But in 2012, researchers found that about half of the bird species in certain regions of the Sierra essentially stayed put over the past century, not significantly extending their ranges to cooler elevations even though the climate was warming.
The new study offers a plausible explanation.

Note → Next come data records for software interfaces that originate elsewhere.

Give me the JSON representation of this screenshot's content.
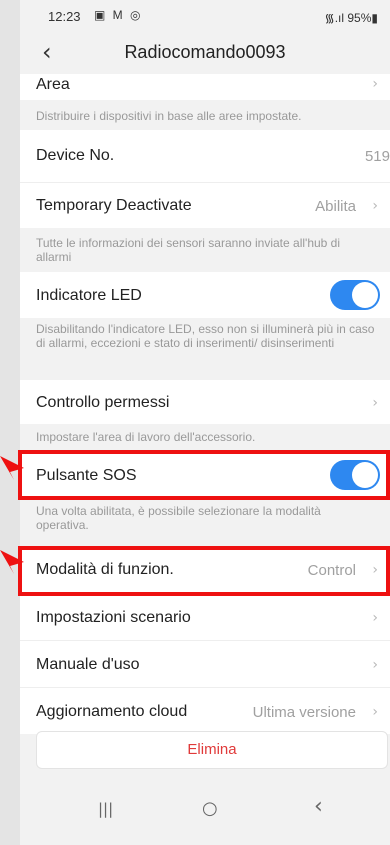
{
  "status_bar": {
    "time": "12:23",
    "notif_icons": "▣ M ◎",
    "signal_battery": "᯾.ıl 95%▮"
  },
  "header": {
    "back_glyph": "‹",
    "title": "Radiocomando0093"
  },
  "area": {
    "label": "Area",
    "hint": "Distribuire i dispositivi in base alle aree impostate."
  },
  "device_no": {
    "label": "Device No.",
    "value": "519"
  },
  "temporary_deactivate": {
    "label": "Temporary Deactivate",
    "value": "Abilita",
    "hint": "Tutte le informazioni dei sensori saranno inviate all'hub di allarmi"
  },
  "led": {
    "label": "Indicatore LED",
    "enabled": true,
    "hint": "Disabilitando l'indicatore LED, esso non si illuminerà più in caso di allarmi, eccezioni e stato di inserimenti/ disinserimenti"
  },
  "permissions": {
    "label": "Controllo permessi",
    "hint": "Impostare l'area di lavoro dell'accessorio."
  },
  "sos": {
    "label": "Pulsante SOS",
    "enabled": true,
    "hint": "Una volta abilitata, è possibile selezionare la modalità operativa."
  },
  "mode": {
    "label": "Modalità di funzion.",
    "value": "Control"
  },
  "scene": {
    "label": "Impostazioni scenario"
  },
  "manual": {
    "label": "Manuale d'uso"
  },
  "cloud": {
    "label": "Aggiornamento cloud",
    "value": "Ultima versione"
  },
  "delete_label": "Elimina",
  "chevron": "›",
  "nav": {
    "recent": "|||",
    "home": "○",
    "back": "‹"
  },
  "colors": {
    "accent": "#2e88f0",
    "annotation": "#ee1111",
    "danger": "#e03a3a"
  }
}
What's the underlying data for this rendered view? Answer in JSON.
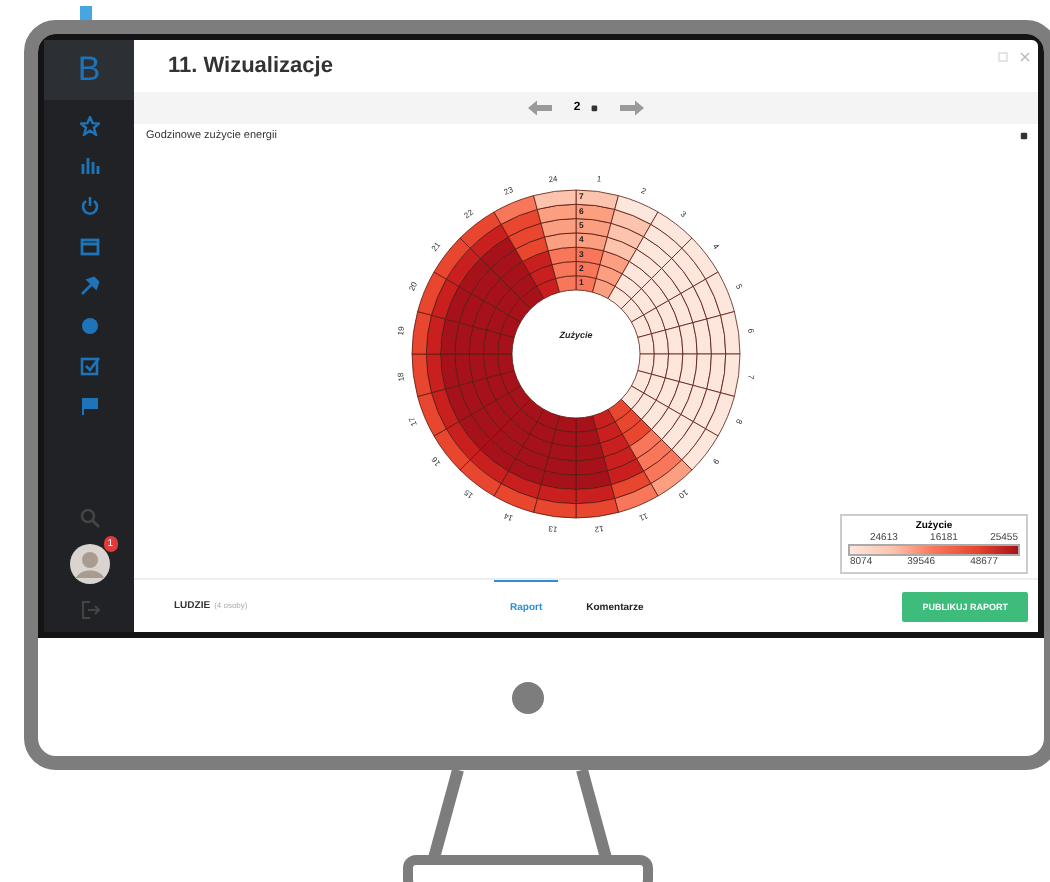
{
  "window": {
    "logo": "B",
    "title": "11. Wizualizacje"
  },
  "sidebar": {
    "badge": "1"
  },
  "pager": {
    "page": "2"
  },
  "report": {
    "title": "Godzinowe zużycie energii",
    "chart": {
      "center_label": "Zużycie",
      "hour_labels": [
        "1",
        "2",
        "3",
        "4",
        "5",
        "6",
        "7",
        "8",
        "9",
        "10",
        "11",
        "12",
        "13",
        "14",
        "15",
        "16",
        "17",
        "18",
        "19",
        "20",
        "21",
        "22",
        "23",
        "24"
      ],
      "ring_labels": [
        "7",
        "6",
        "5",
        "4",
        "3",
        "2",
        "1"
      ]
    },
    "legend": {
      "title": "Zużycie",
      "top_ticks": [
        "24613",
        "16181",
        "25455"
      ],
      "bottom_ticks": [
        "8074",
        "39546",
        "48677"
      ]
    }
  },
  "footer": {
    "people_label": "LUDZIE",
    "people_count": "(4 osoby)",
    "tabs": [
      {
        "label": "Raport",
        "selected": true
      },
      {
        "label": "Komentarze",
        "selected": false
      }
    ],
    "publish_button": "PUBLIKUJ RAPORT"
  }
}
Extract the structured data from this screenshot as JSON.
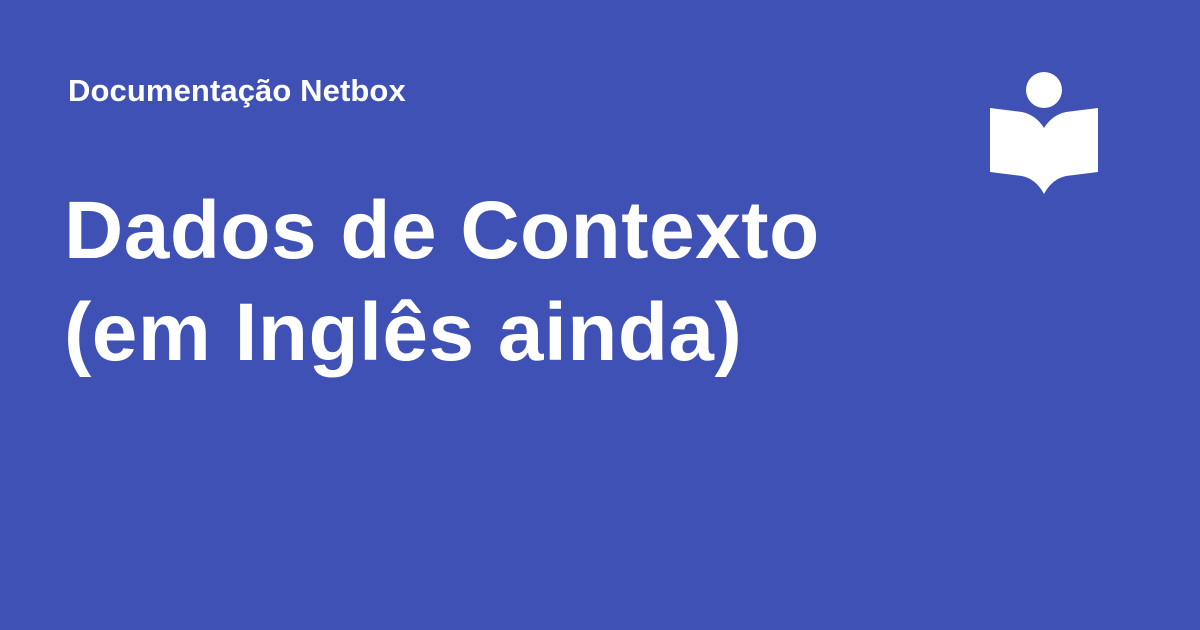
{
  "site": {
    "name": "Documentação Netbox"
  },
  "page": {
    "title_lines": [
      "Dados de Contexto",
      "(em Inglês ainda)"
    ]
  },
  "logo": {
    "icon": "open-book-reader-icon"
  },
  "colors": {
    "background": "#3F51B5",
    "foreground": "#FFFFFF"
  }
}
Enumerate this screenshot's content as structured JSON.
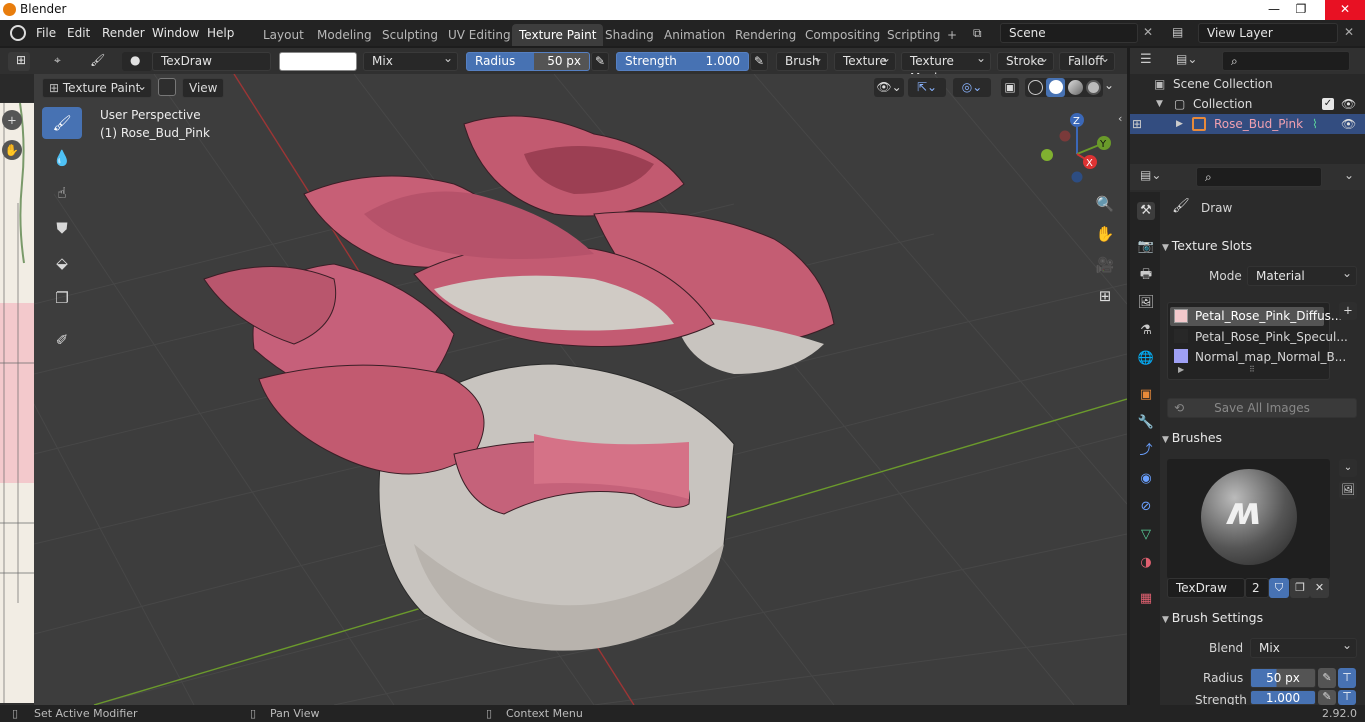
{
  "titlebar": {
    "title": "Blender",
    "minimize": "—",
    "maximize": "❐",
    "close": "✕"
  },
  "menu": {
    "items": [
      "File",
      "Edit",
      "Render",
      "Window",
      "Help"
    ]
  },
  "workspaces": {
    "tabs": [
      "Layout",
      "Modeling",
      "Sculpting",
      "UV Editing",
      "Texture Paint",
      "Shading",
      "Animation",
      "Rendering",
      "Compositing",
      "Scripting"
    ],
    "active": "Texture Paint",
    "add": "+"
  },
  "scene": {
    "name": "Scene",
    "view_layer": "View Layer"
  },
  "toolheader": {
    "brush_name": "TexDraw",
    "blend": "Mix",
    "radius_label": "Radius",
    "radius_value": "50 px",
    "strength_label": "Strength",
    "strength_value": "1.000",
    "menus": [
      "Brush",
      "Texture",
      "Texture Mask",
      "Stroke",
      "Falloff"
    ]
  },
  "viewport": {
    "mode": "Texture Paint",
    "view_menu": "View",
    "overlay_text_1": "User Perspective",
    "overlay_text_2": "(1) Rose_Bud_Pink",
    "gizmo": {
      "x": "X",
      "y": "Y",
      "z": "Z"
    },
    "colors": {
      "bg": "#3d3d3d",
      "grid": "#4a4a4a",
      "x_axis": "#b23b3b",
      "y_axis": "#6a9a2a",
      "petal": "#c25a6e",
      "white": "#c9c5c0"
    }
  },
  "outliner": {
    "scene_collection": "Scene Collection",
    "collection": "Collection",
    "object": "Rose_Bud_Pink"
  },
  "properties": {
    "tool_name": "Draw",
    "texture_slots": {
      "header": "Texture Slots",
      "mode_label": "Mode",
      "mode_value": "Material",
      "slots": [
        "Petal_Rose_Pink_Diffus...",
        "Petal_Rose_Pink_Specul...",
        "Normal_map_Normal_B..."
      ],
      "save_all": "Save All Images"
    },
    "brushes": {
      "header": "Brushes",
      "brush_name": "TexDraw",
      "users": "2"
    },
    "brush_settings": {
      "header": "Brush Settings",
      "blend_label": "Blend",
      "blend_value": "Mix",
      "radius_label": "Radius",
      "radius_value": "50 px",
      "strength_label": "Strength",
      "strength_value": "1.000"
    }
  },
  "statusbar": {
    "left": "Set Active Modifier",
    "middle": "Pan View",
    "right": "Context Menu",
    "version": "2.92.0"
  }
}
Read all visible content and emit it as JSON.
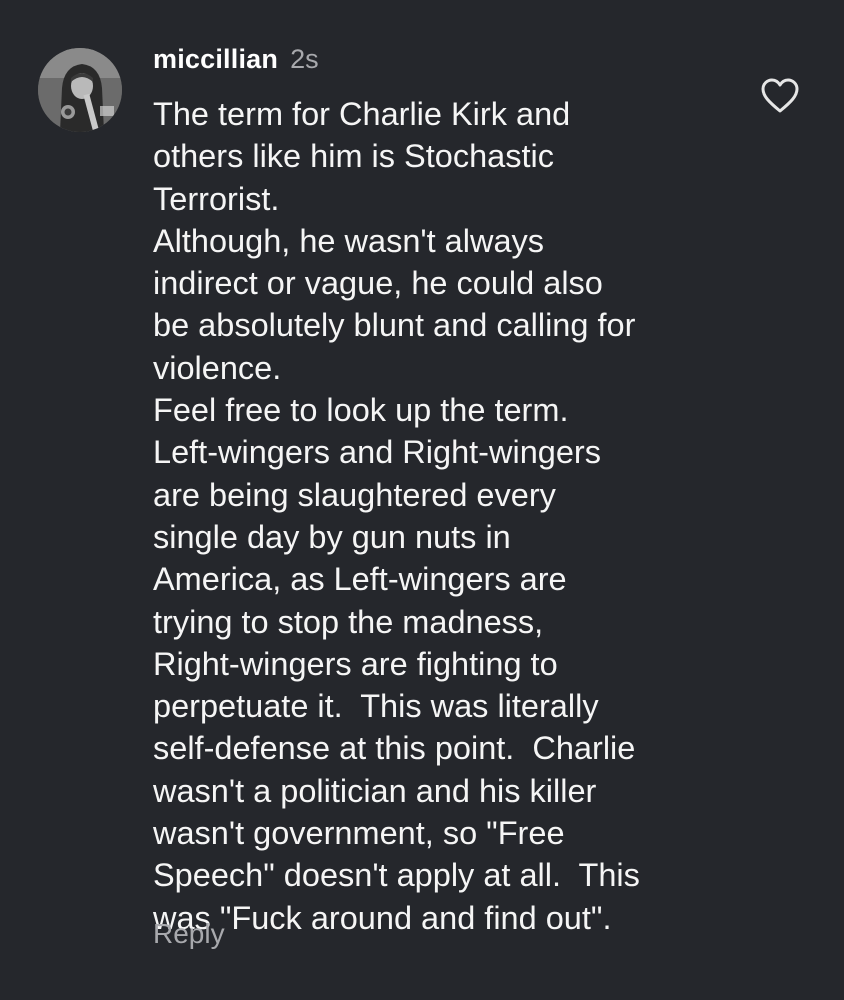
{
  "comment": {
    "username": "miccillian",
    "timestamp": "2s",
    "lines": [
      "The term for Charlie Kirk and",
      "others like him is Stochastic",
      "Terrorist.",
      "Although, he wasn't always",
      "indirect or vague, he could also",
      "be absolutely blunt and calling for",
      "violence.",
      "Feel free to look up the term.",
      "Left-wingers and Right-wingers",
      "are being slaughtered every",
      "single day by gun nuts in",
      "America, as Left-wingers are",
      "trying to stop the madness,",
      "Right-wingers are fighting to",
      "perpetuate it.  This was literally",
      "self-defense at this point.  Charlie",
      "wasn't a politician and his killer",
      "wasn't government, so \"Free",
      "Speech\" doesn't apply at all.  This",
      "was \"Fuck around and find out\"."
    ],
    "reply_label": "Reply",
    "like_icon": "heart-outline-icon"
  },
  "colors": {
    "background": "#25272c",
    "text": "#f5f5f5",
    "muted": "#a8a9ad"
  }
}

If the birds lay their eggs earlier, they can stay in their centuries-old range, with no need to migrate to higher altitudes.
“Ecologists have really kept range shifts like migrating upslope separate in their minds from phenological shifts, such as nesting earlier,” said Peter Dunn, an ecologist at the University of Wisconsin-Milwaukee, who was not involved in the new analysis.
“The research makes you realize that birds can manipulate all sorts of things, not only spatially by migrating upslope but also temporally — shifting their nesting time in response to rising temperatures.”
For the full story, see:
Wallace Ravven. “Survival of the Shrewdest.” The New York Times (Tuesday, July 31, 2018): D3.
(Note: ellipses added.)
(Note: the online version of the story has the date July 30, 2018, and has the title “‘California’s Birds Are Testing New Survival Tactics on a Vast Scale.”)